Description of the task: All of the records must be repeated exactly.

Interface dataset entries
_ _ _

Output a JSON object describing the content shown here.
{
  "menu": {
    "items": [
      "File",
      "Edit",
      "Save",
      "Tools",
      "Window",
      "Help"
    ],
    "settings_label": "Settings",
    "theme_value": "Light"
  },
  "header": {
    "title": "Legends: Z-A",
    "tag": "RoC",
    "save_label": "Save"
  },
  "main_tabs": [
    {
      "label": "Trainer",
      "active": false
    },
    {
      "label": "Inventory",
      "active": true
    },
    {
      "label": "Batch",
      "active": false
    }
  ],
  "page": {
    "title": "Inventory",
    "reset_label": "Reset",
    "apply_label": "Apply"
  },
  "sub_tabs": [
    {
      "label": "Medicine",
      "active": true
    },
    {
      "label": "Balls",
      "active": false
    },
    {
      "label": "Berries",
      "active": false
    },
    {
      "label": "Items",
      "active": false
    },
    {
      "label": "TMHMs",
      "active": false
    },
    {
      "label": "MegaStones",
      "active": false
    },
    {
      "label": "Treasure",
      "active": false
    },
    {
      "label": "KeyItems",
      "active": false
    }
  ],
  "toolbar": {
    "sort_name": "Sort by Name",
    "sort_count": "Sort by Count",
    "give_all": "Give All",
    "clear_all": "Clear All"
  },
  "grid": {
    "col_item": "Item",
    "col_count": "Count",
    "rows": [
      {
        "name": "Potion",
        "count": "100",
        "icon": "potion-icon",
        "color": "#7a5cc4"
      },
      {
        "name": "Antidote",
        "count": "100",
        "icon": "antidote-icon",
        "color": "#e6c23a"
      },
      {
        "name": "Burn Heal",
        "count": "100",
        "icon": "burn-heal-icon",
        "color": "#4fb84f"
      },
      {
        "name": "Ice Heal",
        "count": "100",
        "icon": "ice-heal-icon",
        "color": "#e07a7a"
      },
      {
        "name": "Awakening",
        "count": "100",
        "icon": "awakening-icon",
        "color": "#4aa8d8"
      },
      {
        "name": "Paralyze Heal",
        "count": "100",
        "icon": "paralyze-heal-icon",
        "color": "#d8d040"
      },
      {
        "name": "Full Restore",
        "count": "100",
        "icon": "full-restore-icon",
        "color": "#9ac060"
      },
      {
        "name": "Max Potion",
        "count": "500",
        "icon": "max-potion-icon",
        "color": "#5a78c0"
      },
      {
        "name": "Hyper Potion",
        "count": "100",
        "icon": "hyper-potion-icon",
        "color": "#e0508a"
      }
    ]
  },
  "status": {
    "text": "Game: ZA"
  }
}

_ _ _

Exercise output:
Output a JSON object describing the content shown here.
{
  "menu": {
    "items": [
      "File",
      "Edit",
      "Save",
      "Tools",
      "Window",
      "Help"
    ],
    "settings_label": "Settings",
    "theme_value": "Light"
  },
  "header": {
    "title": "Legends: Z-A",
    "tag": "RoC",
    "save_label": "Save"
  },
  "main_tabs": [
    {
      "label": "Trainer",
      "active": false
    },
    {
      "label": "Inventory",
      "active": true
    },
    {
      "label": "Batch",
      "active": false
    }
  ],
  "page": {
    "title": "Inventory",
    "reset_label": "Reset",
    "apply_label": "Apply"
  },
  "sub_tabs": [
    {
      "label": "Medicine",
      "active": true
    },
    {
      "label": "Balls",
      "active": false
    },
    {
      "label": "Berries",
      "active": false
    },
    {
      "label": "Items",
      "active": false
    },
    {
      "label": "TMHMs",
      "active": false
    },
    {
      "label": "MegaStones",
      "active": false
    },
    {
      "label": "Treasure",
      "active": false
    },
    {
      "label": "KeyItems",
      "active": false
    }
  ],
  "toolbar": {
    "sort_name": "Sort by Name",
    "sort_count": "Sort by Count",
    "give_all": "Give All",
    "clear_all": "Clear All"
  },
  "grid": {
    "col_item": "Item",
    "col_count": "Count",
    "rows": [
      {
        "name": "Potion",
        "count": "100",
        "icon": "potion-icon",
        "color": "#7a5cc4"
      },
      {
        "name": "Antidote",
        "count": "100",
        "icon": "antidote-icon",
        "color": "#e6c23a"
      },
      {
        "name": "Burn Heal",
        "count": "100",
        "icon": "burn-heal-icon",
        "color": "#4fb84f"
      },
      {
        "name": "Ice Heal",
        "count": "100",
        "icon": "ice-heal-icon",
        "color": "#e07a7a"
      },
      {
        "name": "Awakening",
        "count": "100",
        "icon": "awakening-icon",
        "color": "#4aa8d8"
      },
      {
        "name": "Paralyze Heal",
        "count": "100",
        "icon": "paralyze-heal-icon",
        "color": "#d8d040"
      },
      {
        "name": "Full Restore",
        "count": "100",
        "icon": "full-restore-icon",
        "color": "#9ac060"
      },
      {
        "name": "Max Potion",
        "count": "500",
        "icon": "max-potion-icon",
        "color": "#5a78c0"
      },
      {
        "name": "Hyper Potion",
        "count": "100",
        "icon": "hyper-potion-icon",
        "color": "#e0508a"
      }
    ]
  },
  "status": {
    "text": "Game: ZA"
  }
}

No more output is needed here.